If you live in Scotland, are of proud Scottish ancestry, or just love the Scottish people and culture, chances are that tonight you will be celebrating Burns Night. Every year, on January 25, people from Scotland to the Americas to Australia and beyond, come together to commemorate the life and works of Scotland’s beloved poet, … Read more Happy Burns Night 2020!
It has been a cold and wintry few days here in Virginia, so today I’m thinking back to a beautiful, warm day last May when Mr. C and I traveled along the Aberdeenshire coast to see the ruins of Findlater Castle.
Hello and Happy New Year to you! I hope this first day of the bright, shiny new calendar year – holy shiitake, new decade! – finds each of you well (and without too terrible a headache). 🙂 What sorts of celebrations did you engage in last night? Mr. C and I chose to ring in … Read more Scotland’s Cup of Friendship
Hi, friends! Mr. C and I had some big fun in the kitchen today. We made our first bridies. I must admit, I was a bit intimidated by the endeavor, mainly because I have zero experience in pastry making. I am a capable cook, but Mr. C is the real chef in the family. Thankfully … Read more Recipe: Bridies
Hello all! I hope you are having/have had a terrific Tuesday.
This week’s photo challenge comes from Tina. She has encouraged us to depict something that evokes nostalgia. For my offering, I have chosen to highlight a few photos taken at Lauriston Castle in Edinburgh, Scotland.
Mr. C and I had some big fun in the kitchen today. We made our first bridies. I must admit, I was a bit intimidated by the endeavor, mainly because I have zero experience in pastry making. I am a capable cook, but Mr. C is the real chef in the family.
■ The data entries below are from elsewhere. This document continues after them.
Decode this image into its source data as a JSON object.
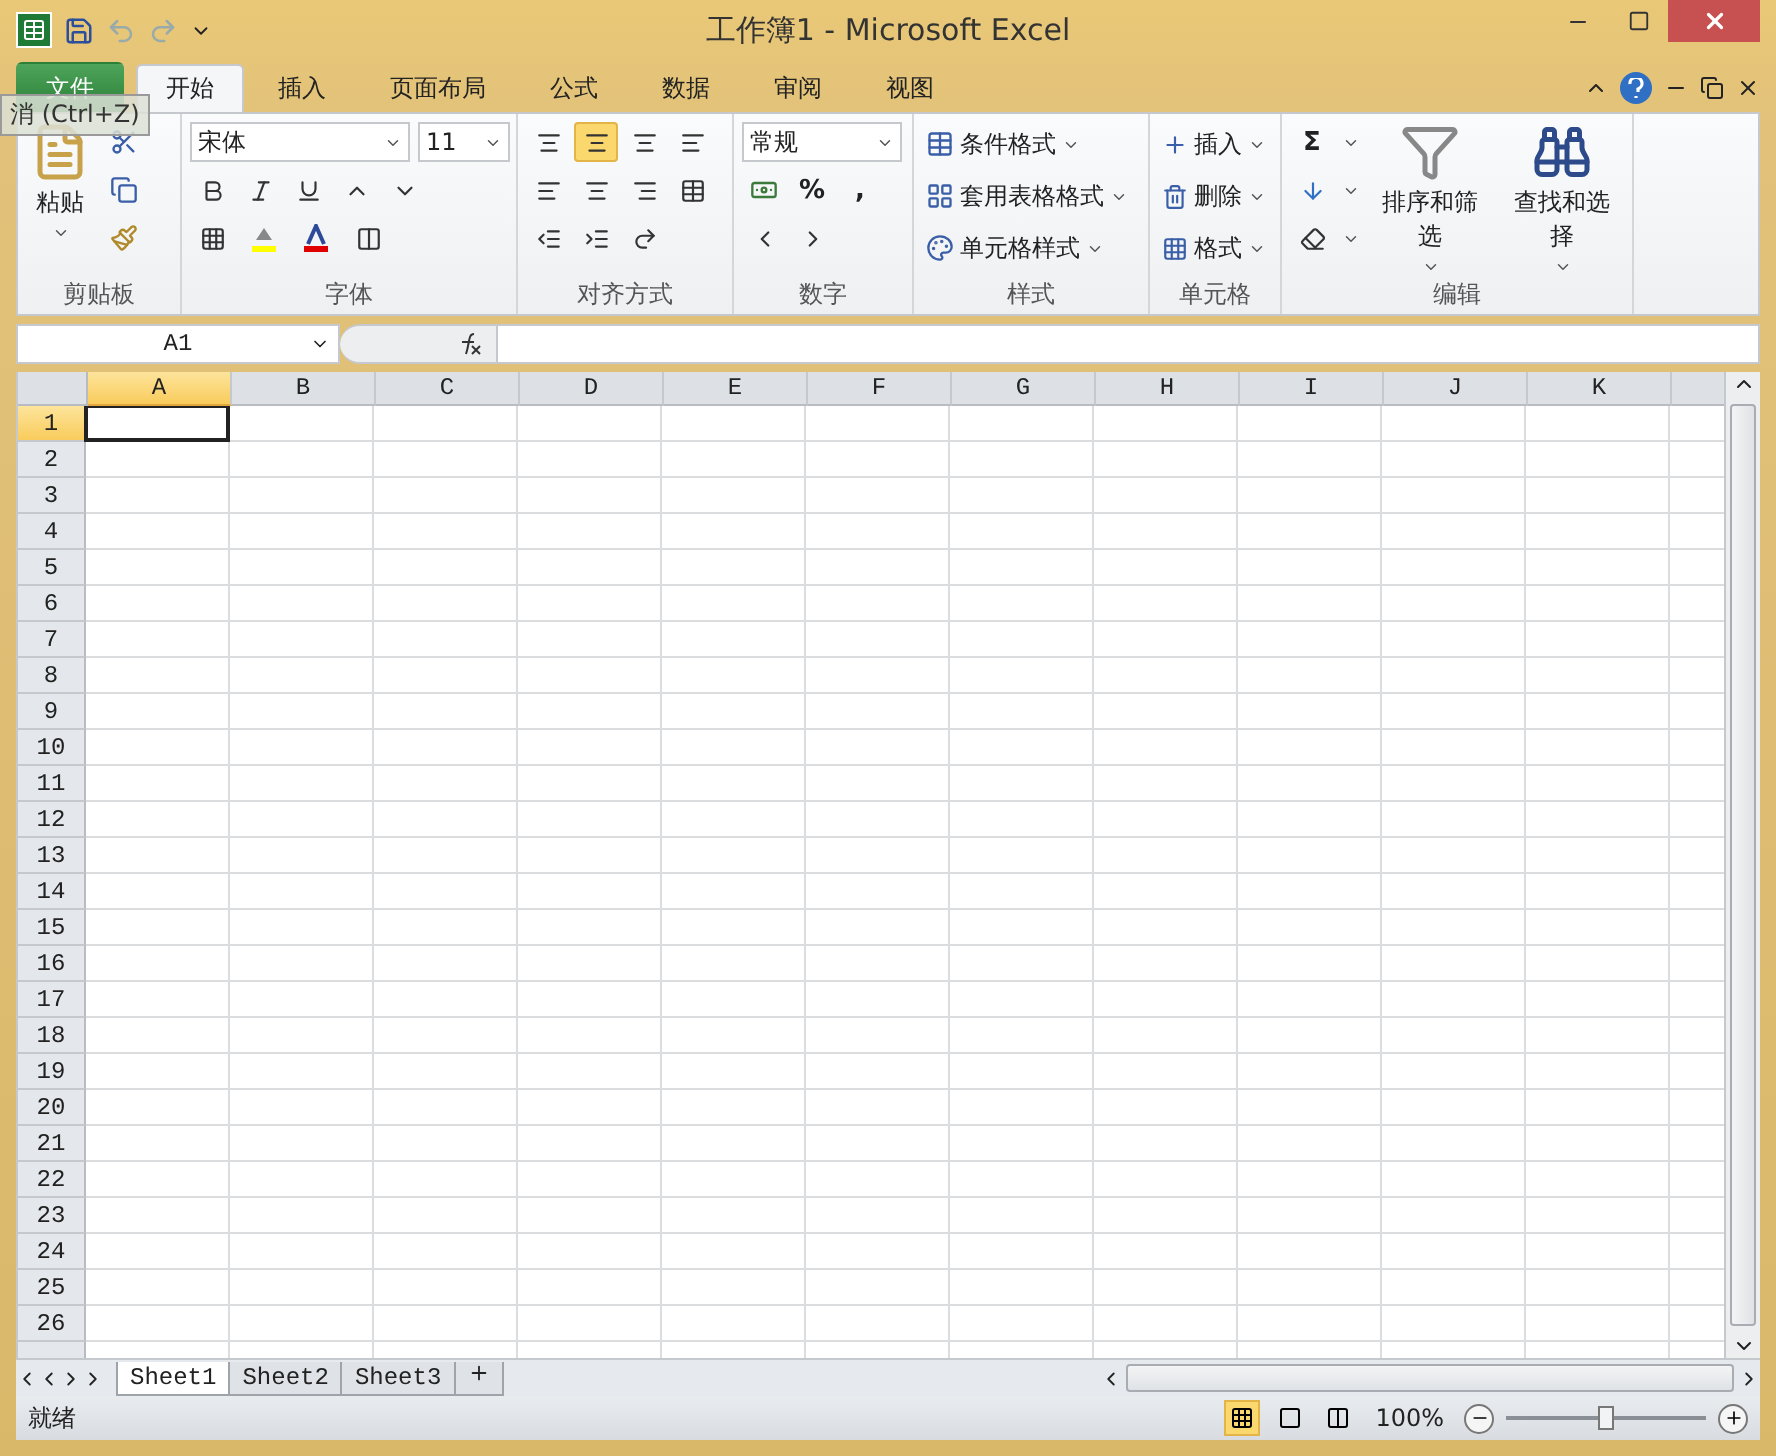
{
  "title_bar": {
    "title": "工作簿1 - Microsoft Excel"
  },
  "tooltip": {
    "text": "消 (Ctrl+Z)"
  },
  "tabs": [
    {
      "label": "文件",
      "kind": "file",
      "selected": false
    },
    {
      "label": "开始",
      "kind": "tab",
      "selected": true
    },
    {
      "label": "插入",
      "kind": "tab",
      "selected": false
    },
    {
      "label": "页面布局",
      "kind": "tab",
      "selected": false
    },
    {
      "label": "公式",
      "kind": "tab",
      "selected": false
    },
    {
      "label": "数据",
      "kind": "tab",
      "selected": false
    },
    {
      "label": "审阅",
      "kind": "tab",
      "selected": false
    },
    {
      "label": "视图",
      "kind": "tab",
      "selected": false
    }
  ],
  "ribbon": {
    "clipboard": {
      "paste": "粘贴",
      "label": "剪贴板"
    },
    "font": {
      "name": "宋体",
      "size": "11",
      "label": "字体"
    },
    "alignment": {
      "vertical": [
        {
          "selected": false
        },
        {
          "selected": true
        },
        {
          "selected": false
        }
      ],
      "label": "对齐方式"
    },
    "number": {
      "format": "常规",
      "percent": "%",
      "comma": ",",
      "label": "数字"
    },
    "styles": {
      "items": [
        "条件格式",
        "套用表格格式",
        "单元格样式"
      ],
      "label": "样式"
    },
    "cells": {
      "items": [
        "插入",
        "删除",
        "格式"
      ],
      "label": "单元格"
    },
    "editing": {
      "sum": "Σ",
      "items": [
        "排序和筛选",
        "查找和选择"
      ],
      "label": "编辑"
    }
  },
  "formula_bar": {
    "name_box": "A1"
  },
  "sheet": {
    "columns": [
      {
        "label": "A",
        "selected": true
      },
      {
        "label": "B",
        "selected": false
      },
      {
        "label": "C",
        "selected": false
      },
      {
        "label": "D",
        "selected": false
      },
      {
        "label": "E",
        "selected": false
      },
      {
        "label": "F",
        "selected": false
      },
      {
        "label": "G",
        "selected": false
      },
      {
        "label": "H",
        "selected": false
      },
      {
        "label": "I",
        "selected": false
      },
      {
        "label": "J",
        "selected": false
      },
      {
        "label": "K",
        "selected": false
      }
    ],
    "rows": [
      {
        "label": "1",
        "selected": true
      },
      {
        "label": "2",
        "selected": false
      },
      {
        "label": "3",
        "selected": false
      },
      {
        "label": "4",
        "selected": false
      },
      {
        "label": "5",
        "selected": false
      },
      {
        "label": "6",
        "selected": false
      },
      {
        "label": "7",
        "selected": false
      },
      {
        "label": "8",
        "selected": false
      },
      {
        "label": "9",
        "selected": false
      },
      {
        "label": "10",
        "selected": false
      },
      {
        "label": "11",
        "selected": false
      },
      {
        "label": "12",
        "selected": false
      },
      {
        "label": "13",
        "selected": false
      },
      {
        "label": "14",
        "selected": false
      },
      {
        "label": "15",
        "selected": false
      },
      {
        "label": "16",
        "selected": false
      },
      {
        "label": "17",
        "selected": false
      },
      {
        "label": "18",
        "selected": false
      },
      {
        "label": "19",
        "selected": false
      },
      {
        "label": "20",
        "selected": false
      },
      {
        "label": "21",
        "selected": false
      },
      {
        "label": "22",
        "selected": false
      },
      {
        "label": "23",
        "selected": false
      },
      {
        "label": "24",
        "selected": false
      },
      {
        "label": "25",
        "selected": false
      },
      {
        "label": "26",
        "selected": false
      }
    ]
  },
  "sheet_tabs": [
    {
      "label": "Sheet1",
      "selected": true
    },
    {
      "label": "Sheet2",
      "selected": false
    },
    {
      "label": "Sheet3",
      "selected": false
    }
  ],
  "status_bar": {
    "status": "就绪",
    "views": [
      {
        "selected": true
      },
      {
        "selected": false
      },
      {
        "selected": false
      }
    ],
    "zoom": "100%",
    "zoom_slider": {
      "level": 0.5
    }
  }
}
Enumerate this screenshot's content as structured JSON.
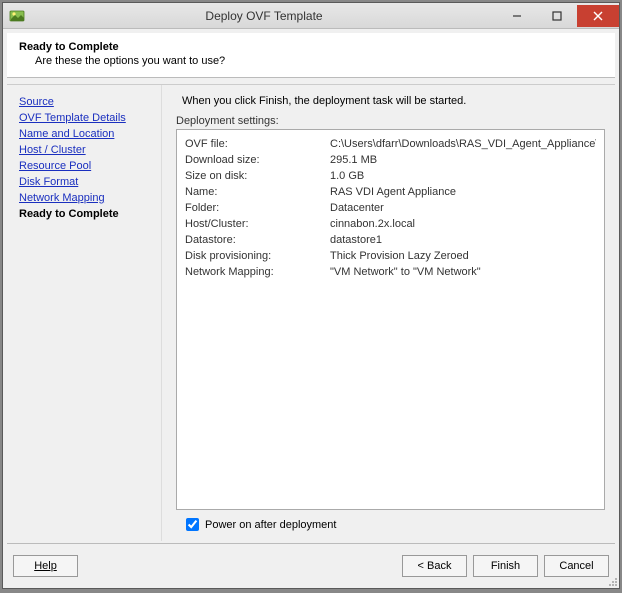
{
  "window": {
    "title": "Deploy OVF Template"
  },
  "header": {
    "title": "Ready to Complete",
    "subtitle": "Are these the options you want to use?"
  },
  "nav": {
    "items": [
      "Source",
      "OVF Template Details",
      "Name and Location",
      "Host / Cluster",
      "Resource Pool",
      "Disk Format",
      "Network Mapping"
    ],
    "current": "Ready to Complete"
  },
  "main": {
    "intro": "When you click Finish, the deployment task will be started.",
    "settings_label": "Deployment settings:",
    "rows": [
      {
        "key": "OVF file:",
        "val": "C:\\Users\\dfarr\\Downloads\\RAS_VDI_Agent_Appliance\\RAS..."
      },
      {
        "key": "Download size:",
        "val": "295.1 MB"
      },
      {
        "key": "Size on disk:",
        "val": "1.0 GB"
      },
      {
        "key": "Name:",
        "val": "RAS VDI Agent Appliance"
      },
      {
        "key": "Folder:",
        "val": "Datacenter"
      },
      {
        "key": "Host/Cluster:",
        "val": "cinnabon.2x.local"
      },
      {
        "key": "Datastore:",
        "val": "datastore1"
      },
      {
        "key": "Disk provisioning:",
        "val": "Thick Provision Lazy Zeroed"
      },
      {
        "key": "Network Mapping:",
        "val": "\"VM Network\" to \"VM Network\""
      }
    ],
    "checkbox_label": "Power on after deployment",
    "checkbox_checked": true
  },
  "footer": {
    "help": "Help",
    "back": "< Back",
    "finish": "Finish",
    "cancel": "Cancel"
  }
}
Thankfully with the efforts of the two of us, they turned out great!
What is a bridie? A bridie (also referred to as a Forfar Bridie because it is said to have originated in Forfar, Angus, Scotland) is a ‘D’ shaped pastry with a savory beef and onion filling. A bridie is similar to an English pasty (short ‘a’), however, it is made sans potatoes and has a lighter, flakier crust.
Introduced in the 1800’s, there are two stories of how bridies came to be. One story claims that they were originally made for weddings (the bride’s meal) and that the ‘D’ or horseshoe shape was meant for good luck. Another story says that they were made by a lady named Margaret Bridie who would sell them at market in Forfar. Either way, they are delicious!
This week Patti has challenged us to “break the rules and go beyond the traditional realistic image of an object, scene, or element” to post a picture of something abstract. I immediately thought of these photos, taken at Elgin Cathedral in Elgin, Moray in the northeast part of Scotland.
This is the beautiful vaulted ceiling and column in the cathedral’s Chapter House, an octagonal room in which cathedral clergy met daily to discuss business. The Chapter House was built in the early 13th century and remodeled in the late 1400’s.
This week’s Lens-Artists Photo Challenge comes from Tina. She has challenged us to depict cold.
I chose this photo of Loch Tay in Scotland. Fifteen miles long, a mile wide, and around five-hundred feet deep, Loch Tay lies in the valley between the villages of Kenmore and Killin. The area has a rich history from the Iron Age when ancient people lived on the loch on man-made islands called crannogs.
Beautiful at any time of the year, there is something extra lovely about Loch Tay when clothed in white.
Wishing each of you a happy week!
If you would like to join in the fun of the weekly challenges, click here.
It was late afternoon and Mr. C and I were on our way back to our cabin in Farr, tired from a full day of exploring sites in the Moray region of Scotland. We were driving on the B9089 through the village of Kinloss when I suddenly spotted some intriguing looking ruins out my window. I shouldn’t have been surprised – it is Scotland after all. You can’t drive five miles without coming upon some treasure or another (you think I jest). I had Mr. C turn the car around and though we were already worn out from our long day of adventuring, we ended up spending another hour or so happily exploring what turned out to be the amazing ruins of Kinloss Abbey.
By law, Scotch (that is, whisky without the ‘e’) must be aged in oak barrels in Scotland for a minimum of three years. Most premium distillers, however, mature their whisky for much longer (8, 10, 12, 15 years, etc.). Many of the casks that are used to age Scotch are imported from America and Europe and have previously held wine, bourbon, port, and sherry. Each cask lends its own distinctive flavors and color to the finished product. It is indeed a long process, but believe me, for the distillers and those of us who reap the benefits of their labor…
…it is worth waiting for.
To be a part of the Lens-Artists Photo Challenge, click here. Thank you, Amy, for this week’s challenge!
It is utterly frigid here in Virginia this morning. With our weather so wintry (and so early in the season!), I thought today would be a great time to revisit the beautiful afternoon this past May when Mr. C and I visited Inchdrewer Castle. I think of all the days of this past year, we must have been there on the most splendid of them all.
Hello and happy November! Golly, is it really November already? A few days ago, I took this photo through the windshield of my car as I drove through my neighborhood. Every autumn I am so awestruck by the beauty that abounds. Don’t you just love fall, y’all?
I want to do something completely different today. I think this is going to be fun. I normally write about all things Scottish, but on this gorgeous Monday, I am going to share with you fifteen totally random things about me. It’s a “get to know me better” post. Let’s have fun!